That’s not to say we lack for giant energy infrastructure! The Ravenswood Generating Station’s red and white smoke stacks were LIC’s waterfront skyline before the current construction boom, and are still distinctive. “Big Allis,” unit #3 at the plant, was the world’s first million kilowatt generator, and when it was built 50 years ago, was the world’s largest steam generator. Today it supplies 20% of the city’s electricity, mostly from natural gas. While natural gas burns much more cleanly than oil or coal (you can see old coal lifts in front of the plant, where barges dock) and reduces dependence on imports, its extraction is controversial because it can damage drinking water supplies. 

Nearly in the shadow of “Big Allis” are the white buoys marking Verdant Power’s Tidal Turbine installation, powering a Gristedes supermarket on Roosevelt Island. You could call this lunar power, given that the East River strait’s currents are purely driven by the moon’s pull on our world’s oceans. What might surprise you is that this power was already harnessed by Dutch colonists, albeit by mechanical rather than electrical engineering.
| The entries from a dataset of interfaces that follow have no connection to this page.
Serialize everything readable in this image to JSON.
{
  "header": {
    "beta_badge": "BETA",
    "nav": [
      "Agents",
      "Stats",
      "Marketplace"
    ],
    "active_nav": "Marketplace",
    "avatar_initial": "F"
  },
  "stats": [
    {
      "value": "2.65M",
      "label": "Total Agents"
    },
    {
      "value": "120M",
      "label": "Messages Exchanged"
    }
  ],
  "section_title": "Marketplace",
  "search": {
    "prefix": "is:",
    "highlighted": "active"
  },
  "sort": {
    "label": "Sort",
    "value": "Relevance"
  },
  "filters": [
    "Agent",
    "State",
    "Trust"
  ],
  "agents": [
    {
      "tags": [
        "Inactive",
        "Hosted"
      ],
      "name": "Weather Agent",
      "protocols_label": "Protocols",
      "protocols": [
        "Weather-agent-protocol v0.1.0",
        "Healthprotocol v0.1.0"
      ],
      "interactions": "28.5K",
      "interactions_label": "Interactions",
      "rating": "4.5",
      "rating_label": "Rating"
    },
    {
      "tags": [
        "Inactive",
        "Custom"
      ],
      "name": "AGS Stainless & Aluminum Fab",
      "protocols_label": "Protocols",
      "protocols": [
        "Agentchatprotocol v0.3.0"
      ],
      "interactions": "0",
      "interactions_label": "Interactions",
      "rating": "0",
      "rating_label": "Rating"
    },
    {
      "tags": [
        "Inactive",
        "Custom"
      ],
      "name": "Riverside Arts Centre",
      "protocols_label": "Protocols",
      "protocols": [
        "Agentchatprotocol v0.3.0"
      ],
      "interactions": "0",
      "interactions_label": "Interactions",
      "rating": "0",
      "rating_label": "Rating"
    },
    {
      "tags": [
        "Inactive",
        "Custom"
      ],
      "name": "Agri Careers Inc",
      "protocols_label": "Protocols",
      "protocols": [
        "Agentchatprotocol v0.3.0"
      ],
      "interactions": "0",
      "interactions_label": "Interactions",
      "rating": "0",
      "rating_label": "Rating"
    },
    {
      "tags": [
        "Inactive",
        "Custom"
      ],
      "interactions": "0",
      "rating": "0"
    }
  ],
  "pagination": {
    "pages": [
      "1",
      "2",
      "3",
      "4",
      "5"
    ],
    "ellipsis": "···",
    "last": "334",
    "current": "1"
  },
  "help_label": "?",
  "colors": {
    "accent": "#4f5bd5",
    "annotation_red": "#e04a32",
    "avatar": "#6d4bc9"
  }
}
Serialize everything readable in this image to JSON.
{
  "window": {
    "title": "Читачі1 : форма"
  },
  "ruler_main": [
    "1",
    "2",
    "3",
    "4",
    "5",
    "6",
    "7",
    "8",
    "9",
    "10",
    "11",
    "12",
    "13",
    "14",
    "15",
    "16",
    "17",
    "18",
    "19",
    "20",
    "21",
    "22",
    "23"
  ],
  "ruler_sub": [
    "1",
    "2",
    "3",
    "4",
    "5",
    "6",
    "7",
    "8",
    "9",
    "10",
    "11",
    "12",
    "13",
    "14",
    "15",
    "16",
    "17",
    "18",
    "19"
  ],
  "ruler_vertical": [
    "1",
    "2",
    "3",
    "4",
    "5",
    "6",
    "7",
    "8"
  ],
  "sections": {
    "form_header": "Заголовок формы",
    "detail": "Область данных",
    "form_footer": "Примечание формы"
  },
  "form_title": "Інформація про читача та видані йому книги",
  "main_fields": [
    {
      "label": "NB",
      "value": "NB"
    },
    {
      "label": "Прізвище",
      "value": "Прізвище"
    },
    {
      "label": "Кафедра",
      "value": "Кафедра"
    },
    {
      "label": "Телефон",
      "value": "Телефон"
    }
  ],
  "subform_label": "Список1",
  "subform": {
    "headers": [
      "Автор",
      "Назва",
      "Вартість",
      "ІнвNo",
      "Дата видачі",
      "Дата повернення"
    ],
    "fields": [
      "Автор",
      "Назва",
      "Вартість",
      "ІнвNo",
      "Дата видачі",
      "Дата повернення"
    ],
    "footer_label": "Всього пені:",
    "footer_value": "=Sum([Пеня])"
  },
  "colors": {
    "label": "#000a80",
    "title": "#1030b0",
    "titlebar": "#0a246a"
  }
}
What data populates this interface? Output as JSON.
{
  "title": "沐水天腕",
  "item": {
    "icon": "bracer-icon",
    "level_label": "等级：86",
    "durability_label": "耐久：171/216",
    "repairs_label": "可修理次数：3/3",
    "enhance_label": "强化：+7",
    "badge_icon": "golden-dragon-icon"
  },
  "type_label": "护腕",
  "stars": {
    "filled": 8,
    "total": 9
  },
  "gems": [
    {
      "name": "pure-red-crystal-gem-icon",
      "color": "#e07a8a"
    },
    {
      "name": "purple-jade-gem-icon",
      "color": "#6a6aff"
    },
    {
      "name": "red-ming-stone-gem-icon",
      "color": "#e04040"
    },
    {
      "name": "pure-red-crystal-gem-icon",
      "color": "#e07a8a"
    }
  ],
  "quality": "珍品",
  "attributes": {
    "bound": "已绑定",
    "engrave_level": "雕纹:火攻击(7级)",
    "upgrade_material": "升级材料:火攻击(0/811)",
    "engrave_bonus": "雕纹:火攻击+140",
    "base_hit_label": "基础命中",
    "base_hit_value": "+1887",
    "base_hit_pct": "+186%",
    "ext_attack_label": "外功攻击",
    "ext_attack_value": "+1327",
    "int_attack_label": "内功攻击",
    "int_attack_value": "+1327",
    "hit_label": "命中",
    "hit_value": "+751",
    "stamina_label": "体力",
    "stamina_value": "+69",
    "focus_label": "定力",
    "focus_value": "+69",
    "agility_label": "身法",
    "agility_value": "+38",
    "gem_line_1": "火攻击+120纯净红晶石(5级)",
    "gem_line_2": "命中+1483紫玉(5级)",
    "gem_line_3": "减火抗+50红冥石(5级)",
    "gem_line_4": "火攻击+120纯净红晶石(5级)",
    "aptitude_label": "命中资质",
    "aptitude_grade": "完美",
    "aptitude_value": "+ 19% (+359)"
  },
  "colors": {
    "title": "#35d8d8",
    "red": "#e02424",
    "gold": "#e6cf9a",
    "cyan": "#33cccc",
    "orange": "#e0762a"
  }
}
On Queens Plaza, a few blocks inland where marshes once reached, you can find grain-grinding millstones that were turned by high tides that were trapped behind dykes and released through narrow channels.
If your school or community group would like a themed educational paddle with HarborLAB, email
The “Power Paddle” was developed by HarborLAB Founder and LIC Community Boathouse Founder Erik Baard, who was an energy reporter for Dow Jones and has written about energy, science, the environment, and the harbor for the New Yorker, NY Times, Village Voice, Wired, NPR, and other media.